Crude oil prices continued their fall on Tuesday, with WTI now dipping to levels not seen since before the OPEC+ meeting.
The November contract for WTI crude fell to $83.22 per barrel on Tuesday afternoon—sliding 2.64% from Monday. The last time WTI was this low was days before OPEC+ met, when the group decided to cut 2 million barrels per day from its production targets starting in November.
The price dip is in part attributed to talks about releasing more barrels from the U.S. Strategic Petroleum Reserves. Initial reports suggested that the Biden Administration could release another 10 million barrels and 15 million barrels from the nation’s SPR. Later reports, however, clarified that the figure discussed was part of the 180 million barrels set to be released between March and October—previously disclosed by the Biden Administration. The oil could be sold this week, and would be the final tranche of the 180 million barrels.
But oil markets are still skittish that the United States could release even more oil from the SPR to counteract high gasoline prices ahead of midterm elections. The United States is congressionally mandated to sell another 26 million barrels of crude from the SPR in the fiscal year 2023, which began on October 1, sparking worry that the US could move to release this in short order, rather than spread out throughout the year.
The U.S. SPR has fallen to 405 million barrels so far this year, from 593 million barrels in inventory at the start of the year, according to official EIA data. It is the lowest amount of crude oil in the SPR inventory since June, 1984.

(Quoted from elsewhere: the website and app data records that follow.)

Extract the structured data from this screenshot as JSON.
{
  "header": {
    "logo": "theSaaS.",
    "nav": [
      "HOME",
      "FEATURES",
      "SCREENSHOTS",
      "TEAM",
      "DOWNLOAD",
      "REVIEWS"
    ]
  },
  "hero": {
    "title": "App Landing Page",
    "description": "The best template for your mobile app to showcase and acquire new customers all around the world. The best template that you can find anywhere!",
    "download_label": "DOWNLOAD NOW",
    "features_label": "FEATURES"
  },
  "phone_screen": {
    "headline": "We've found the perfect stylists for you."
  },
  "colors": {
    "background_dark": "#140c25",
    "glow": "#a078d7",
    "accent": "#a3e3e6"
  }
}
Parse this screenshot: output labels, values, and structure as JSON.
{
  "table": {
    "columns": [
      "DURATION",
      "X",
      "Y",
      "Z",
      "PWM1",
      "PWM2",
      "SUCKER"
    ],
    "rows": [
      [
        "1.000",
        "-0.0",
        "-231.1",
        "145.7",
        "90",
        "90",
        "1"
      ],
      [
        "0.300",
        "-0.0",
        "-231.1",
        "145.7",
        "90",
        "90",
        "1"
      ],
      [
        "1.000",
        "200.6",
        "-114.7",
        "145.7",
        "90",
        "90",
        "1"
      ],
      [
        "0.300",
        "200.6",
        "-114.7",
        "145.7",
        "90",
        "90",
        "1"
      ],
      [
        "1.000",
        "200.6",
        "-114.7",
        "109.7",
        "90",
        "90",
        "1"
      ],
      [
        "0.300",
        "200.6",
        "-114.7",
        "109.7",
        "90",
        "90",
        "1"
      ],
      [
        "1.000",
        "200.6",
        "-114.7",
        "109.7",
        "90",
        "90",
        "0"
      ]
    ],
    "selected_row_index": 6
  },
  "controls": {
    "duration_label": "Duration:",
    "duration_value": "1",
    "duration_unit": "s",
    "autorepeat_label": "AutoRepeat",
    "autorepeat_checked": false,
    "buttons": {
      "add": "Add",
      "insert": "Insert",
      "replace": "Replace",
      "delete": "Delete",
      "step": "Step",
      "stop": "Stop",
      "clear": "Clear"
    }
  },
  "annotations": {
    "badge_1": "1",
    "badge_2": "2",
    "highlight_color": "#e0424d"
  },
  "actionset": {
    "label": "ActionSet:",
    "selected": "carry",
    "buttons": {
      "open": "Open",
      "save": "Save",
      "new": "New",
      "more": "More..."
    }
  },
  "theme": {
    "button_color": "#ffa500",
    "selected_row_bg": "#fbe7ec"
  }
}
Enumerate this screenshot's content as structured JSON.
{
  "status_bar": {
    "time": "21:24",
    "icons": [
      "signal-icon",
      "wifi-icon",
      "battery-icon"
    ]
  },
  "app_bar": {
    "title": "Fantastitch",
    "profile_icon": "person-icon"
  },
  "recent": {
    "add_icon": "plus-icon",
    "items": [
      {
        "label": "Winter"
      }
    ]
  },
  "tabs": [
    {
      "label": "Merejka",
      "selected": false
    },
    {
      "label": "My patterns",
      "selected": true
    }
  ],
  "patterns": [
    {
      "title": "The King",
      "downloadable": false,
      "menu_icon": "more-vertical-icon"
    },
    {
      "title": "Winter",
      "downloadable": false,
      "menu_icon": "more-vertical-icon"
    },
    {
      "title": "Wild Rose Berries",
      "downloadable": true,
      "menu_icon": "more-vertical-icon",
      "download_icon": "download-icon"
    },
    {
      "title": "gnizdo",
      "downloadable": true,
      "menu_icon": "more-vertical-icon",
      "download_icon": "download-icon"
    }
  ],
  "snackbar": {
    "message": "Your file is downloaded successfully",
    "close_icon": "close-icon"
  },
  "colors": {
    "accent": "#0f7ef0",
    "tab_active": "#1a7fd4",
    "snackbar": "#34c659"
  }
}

Aside from the SPR release, another factor weighing on oil prices is the persistent fear of recession, which could sap oil demand.